There's a kids book by Barney Saltzberg called Beautiful Oops and it's a game changer for art teachers or parents who want to instill the idea of flexible thinking through art.
Just yesterday, I had 3 students of different ages come share with me about how they "beautiful oops-ed" part of their artwork and ended up creating something even cooler than they had initially planned. The funny thing is: we didn't even read the book with this group of students. We talked about the idea as one practice of building a growth mindset, did a project and the idea stuck.
Underneath each of their explanations was sheer awe at how a simple shift in perspective expanded the creative possibilities available to them-- and their confidence as a result.
With a flexible mind, a mistake becomes a portal to something unexpected, delightful and new.
The awe I experience in these moments moves beyond each of their seemingly small creative victories to a knowing that something much larger is happening: these simple wins are building a muscle that will serve them far beyond the classroom and the art they make in childhood.

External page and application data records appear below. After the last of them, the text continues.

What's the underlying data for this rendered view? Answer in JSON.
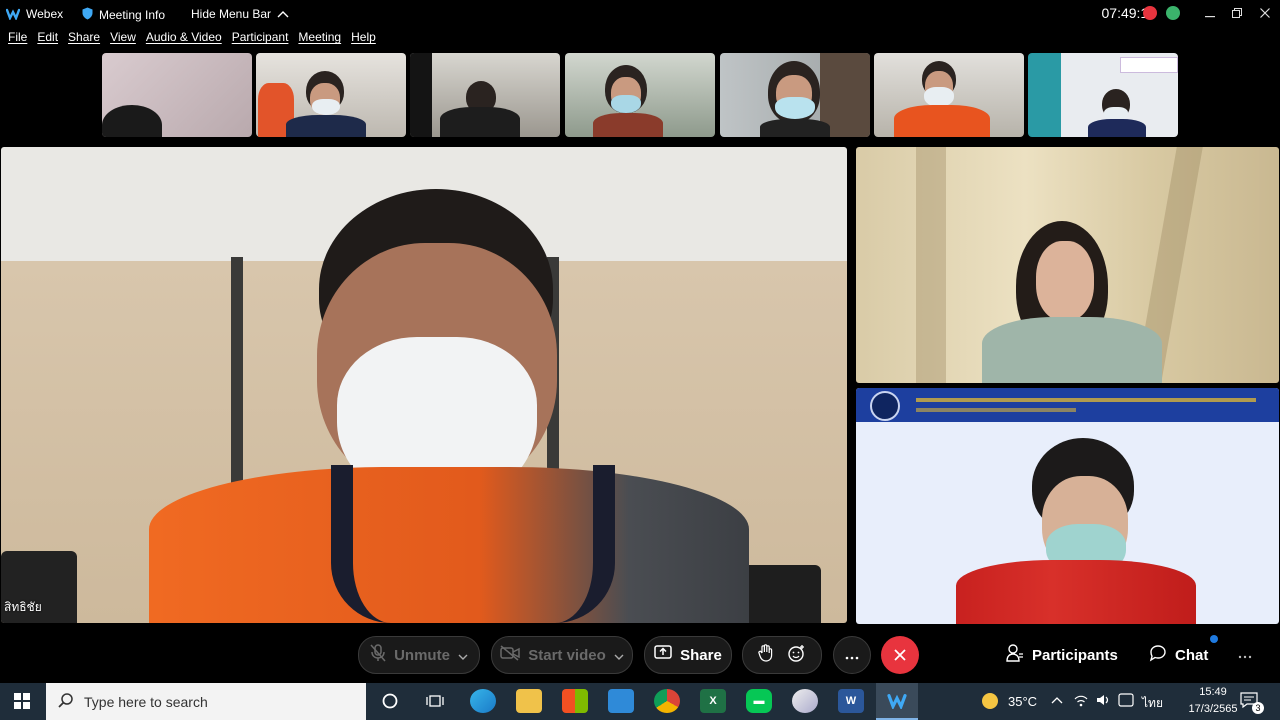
{
  "titlebar": {
    "app_name": "Webex",
    "meeting_info": "Meeting Info",
    "hide_menu_bar": "Hide Menu Bar",
    "clock": "07:49:17"
  },
  "menu": [
    "File",
    "Edit",
    "Share",
    "View",
    "Audio & Video",
    "Participant",
    "Meeting",
    "Help"
  ],
  "main_video": {
    "name_label": "สิทธิชัย"
  },
  "controls": {
    "unmute": "Unmute",
    "start_video": "Start video",
    "share": "Share",
    "participants": "Participants",
    "chat": "Chat"
  },
  "taskbar": {
    "search_placeholder": "Type here to search",
    "temperature": "35°C",
    "language": "ไทย",
    "time": "15:49",
    "date": "17/3/2565",
    "notification_count": "3"
  },
  "colors": {
    "background": "#000000",
    "leave_red": "#e8343e",
    "taskbar": "#1f2d3a",
    "chat_dot": "#1f7ae0"
  }
}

When building the Elements of heART program, there was an intuitive call to infuse the artist tools with an emphasis on mindset. Before I ever knew Beautiful Oops existed as a book, it existed as an idea in my teaching practice that informed a core pillar of the program: "All artists need a tool kit. Anyone can develop one and you already have your most important tool: your mind."
Establishing this idea as the foundation of the program makes developing a growth mindset less of a daunting or arduous task and more of a fun, easy coaxing out of an existing creative ability.
All humans contain a continuum of growth and fixed thinking within them. The work of developing a growth mindset is about learning to stay agile and flexible in how we approach situations. Like any skill, this gets easier with practice. Enter: Beautiful Oops.
One of the easiest and most enjoyable ways to practice cultivating a growth mindset is with a conscious engagement in a creative practice. Here, we find a deeper relationship to ourselves. We learn to trust our decision making and ability to adapt.
Through the Elements of heART early learners not only develop strong visual literacy skills, they also develop the ability to observe their own thinking which can empower them to make new choices that create new possibilities... for themselves and for our collective future.
My question for you is: where in your life can you apply Beautiful Oops thinking? How can you embrace mistakes or even hardship as an opportunity to create something unexpected and even more beautiful?